Prompt: Write only the number of lines in the entries below that contain the string "kind".

────────

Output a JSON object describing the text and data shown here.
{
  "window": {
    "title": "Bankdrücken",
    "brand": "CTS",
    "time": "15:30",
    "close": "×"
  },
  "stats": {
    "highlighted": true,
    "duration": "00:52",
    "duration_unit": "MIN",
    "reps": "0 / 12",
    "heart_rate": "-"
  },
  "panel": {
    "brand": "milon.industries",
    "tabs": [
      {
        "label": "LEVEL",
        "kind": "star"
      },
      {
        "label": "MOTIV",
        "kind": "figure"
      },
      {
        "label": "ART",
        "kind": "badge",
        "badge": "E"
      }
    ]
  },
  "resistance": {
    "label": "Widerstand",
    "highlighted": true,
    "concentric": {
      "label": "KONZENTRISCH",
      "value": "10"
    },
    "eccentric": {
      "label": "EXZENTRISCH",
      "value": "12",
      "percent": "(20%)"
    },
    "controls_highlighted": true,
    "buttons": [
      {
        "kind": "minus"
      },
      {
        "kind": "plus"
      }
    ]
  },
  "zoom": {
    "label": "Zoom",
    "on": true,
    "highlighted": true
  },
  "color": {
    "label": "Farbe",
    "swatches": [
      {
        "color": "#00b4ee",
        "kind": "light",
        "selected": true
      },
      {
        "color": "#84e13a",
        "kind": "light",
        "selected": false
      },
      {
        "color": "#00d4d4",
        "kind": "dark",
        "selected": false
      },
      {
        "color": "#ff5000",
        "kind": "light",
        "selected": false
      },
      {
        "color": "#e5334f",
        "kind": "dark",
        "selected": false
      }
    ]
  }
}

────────

Exercise response: 10